danger of buy and hold in a downturn market

1 Reply

Hi, BPers

I have a question on dealing with economy downturn for a long time and would like to pick the brains from experienced investors here (i.e., they experienced 2008 financial crisis themselves).

I heard many horror stories from podcasts in which those extremely successfully real estate investors who had been in the business for >30+ years were having very difficult time during 2008. I wonder what are the exact reasons to cause their suffering. 

Suppose that I have 10 SFH rentals with average mortgage payment to be around $700/month and they rent for around $1200/month per property now. They are purchased with 20% down and 4.5% interests fixed for 30 years. Suppose another financial crisis is coming in June 2018, what will be my major risks? I tried to list them here and would like to know whether I missed something or I completely missed the point:

(1) half of the tenants lost their jobs and cannot pay rents anymore, while in the mean time I need to spend thousands of dollars to evict them. Cash flow became a major problem. 

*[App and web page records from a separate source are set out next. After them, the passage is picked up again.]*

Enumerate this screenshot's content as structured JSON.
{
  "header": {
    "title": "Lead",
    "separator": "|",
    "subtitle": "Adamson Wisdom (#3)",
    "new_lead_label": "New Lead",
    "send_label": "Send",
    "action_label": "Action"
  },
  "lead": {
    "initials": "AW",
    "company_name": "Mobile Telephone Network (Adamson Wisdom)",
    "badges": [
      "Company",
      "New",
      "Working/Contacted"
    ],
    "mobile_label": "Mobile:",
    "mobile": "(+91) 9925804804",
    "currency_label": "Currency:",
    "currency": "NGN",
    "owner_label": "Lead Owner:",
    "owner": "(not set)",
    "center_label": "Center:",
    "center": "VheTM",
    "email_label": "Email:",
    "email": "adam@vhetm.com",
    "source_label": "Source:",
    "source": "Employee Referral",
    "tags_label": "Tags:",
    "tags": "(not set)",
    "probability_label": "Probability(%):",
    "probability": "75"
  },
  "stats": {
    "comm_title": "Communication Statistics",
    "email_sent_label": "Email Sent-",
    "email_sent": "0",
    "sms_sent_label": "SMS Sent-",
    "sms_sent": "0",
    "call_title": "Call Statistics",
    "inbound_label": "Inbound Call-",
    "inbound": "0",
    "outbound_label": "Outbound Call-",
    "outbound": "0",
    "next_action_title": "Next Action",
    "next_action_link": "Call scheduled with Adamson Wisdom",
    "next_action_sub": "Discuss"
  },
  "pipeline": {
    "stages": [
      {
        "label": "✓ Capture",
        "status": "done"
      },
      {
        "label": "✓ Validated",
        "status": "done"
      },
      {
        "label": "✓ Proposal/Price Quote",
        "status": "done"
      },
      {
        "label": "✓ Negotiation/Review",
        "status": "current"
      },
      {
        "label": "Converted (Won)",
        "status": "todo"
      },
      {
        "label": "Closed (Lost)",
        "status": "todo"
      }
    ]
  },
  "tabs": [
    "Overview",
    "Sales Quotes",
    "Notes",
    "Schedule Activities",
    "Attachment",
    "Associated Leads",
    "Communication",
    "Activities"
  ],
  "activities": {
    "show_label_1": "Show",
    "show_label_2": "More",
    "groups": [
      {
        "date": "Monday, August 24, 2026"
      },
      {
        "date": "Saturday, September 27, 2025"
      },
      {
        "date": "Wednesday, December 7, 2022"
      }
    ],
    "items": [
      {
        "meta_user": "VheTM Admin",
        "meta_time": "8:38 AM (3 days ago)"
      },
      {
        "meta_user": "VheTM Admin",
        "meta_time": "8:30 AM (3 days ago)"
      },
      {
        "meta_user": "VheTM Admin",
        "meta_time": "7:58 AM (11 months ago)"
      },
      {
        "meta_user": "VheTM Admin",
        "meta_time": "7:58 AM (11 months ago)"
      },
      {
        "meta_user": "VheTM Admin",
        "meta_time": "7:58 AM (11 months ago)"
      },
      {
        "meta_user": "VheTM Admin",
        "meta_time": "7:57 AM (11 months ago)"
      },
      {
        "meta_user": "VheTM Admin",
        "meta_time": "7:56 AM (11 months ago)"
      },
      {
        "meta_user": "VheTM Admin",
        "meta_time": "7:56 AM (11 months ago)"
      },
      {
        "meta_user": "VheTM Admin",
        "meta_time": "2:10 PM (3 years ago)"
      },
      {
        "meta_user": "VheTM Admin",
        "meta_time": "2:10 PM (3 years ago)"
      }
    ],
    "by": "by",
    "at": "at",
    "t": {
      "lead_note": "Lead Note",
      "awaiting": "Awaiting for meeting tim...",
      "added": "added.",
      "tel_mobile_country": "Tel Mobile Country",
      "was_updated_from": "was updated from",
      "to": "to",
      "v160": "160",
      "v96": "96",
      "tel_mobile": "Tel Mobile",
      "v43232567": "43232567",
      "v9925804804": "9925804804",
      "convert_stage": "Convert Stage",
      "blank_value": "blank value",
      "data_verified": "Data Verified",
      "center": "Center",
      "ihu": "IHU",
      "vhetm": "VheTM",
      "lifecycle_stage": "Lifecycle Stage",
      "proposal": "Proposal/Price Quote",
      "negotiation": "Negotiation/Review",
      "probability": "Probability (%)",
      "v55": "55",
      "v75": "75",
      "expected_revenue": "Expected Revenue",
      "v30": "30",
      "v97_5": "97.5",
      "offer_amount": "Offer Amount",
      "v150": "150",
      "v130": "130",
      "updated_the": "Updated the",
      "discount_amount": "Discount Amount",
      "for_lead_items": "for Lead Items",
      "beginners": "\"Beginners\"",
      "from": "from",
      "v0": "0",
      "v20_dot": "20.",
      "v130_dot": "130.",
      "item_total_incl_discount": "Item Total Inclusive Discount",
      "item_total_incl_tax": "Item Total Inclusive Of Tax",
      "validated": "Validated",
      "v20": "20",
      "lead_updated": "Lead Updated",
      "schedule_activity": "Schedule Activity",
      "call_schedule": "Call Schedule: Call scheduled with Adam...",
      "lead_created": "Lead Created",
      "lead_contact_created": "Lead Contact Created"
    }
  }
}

(2) The rental markets tanked significantly and even if I lowered the rent to $700 (to pay PITI), I still cannot find tenants for half of my rental portfolio. But this seems unlikely: According to what I read, rents usually are robust during economy downturn because less people can afford buying.

(3) Banks call due on my loans. How likely will banks call due on a residential mortgage with fixed 30 year terms?

What are other potential dangers for investors with leverages in an economy downturn? What are the best strategies to deal with them? I hope this post will serve as a starting point for new investors who have never experienced a major real estate crisis, to think more seriously about the hardships. We all know it is only a matter of when for them to come.  

Thank you in advance!

Lee

@Leon Lee   

I sold real estate back when the market crashed, but didn't have means to do much investing back then.  I think owning rental property is fairly safe in a down market /economy.  Not unless you are living in city that turns into a ghost town overnight... people will always need a place to rent.  Ofcourse, you might have to lower your rent to keep your properties full.  I do know for a fact though, that lending changes drastically when the market tanks.  If you have a balloon payment due on a rental in 2019, and the economy is down.  Then it will definitely be harder to refinance that property.  I experienced that personally on a triplex building in Clemson, SC years ago.   I think it's key not to spread yourself out too thin, and know that a rocky market will def come prob sooner than later.  Anyhow, just my take from a part time investor.  

Adam

Free eBook from BiggerPockets!

Ultimate Beginner's Guide Book Cover

Join BiggerPockets and get The Ultimate Beginner's Guide to Real Estate Investing for FREE - read by more than 100,000 people - AND get exclusive real estate investing tips, tricks and techniques delivered straight to your inbox twice weekly!

  • Actionable advice for getting started,
  • Discover the 10 Most Lucrative Real Estate Niches,
  • Learn how to get started with or without money,
  • Explore Real-Life Strategies for Building Wealth,
  • And a LOT more.

Lock We hate spam just as much as you

Create Lasting Wealth Through Real Estate

Join the millions of people achieving financial freedom through the power of real estate investing

Start here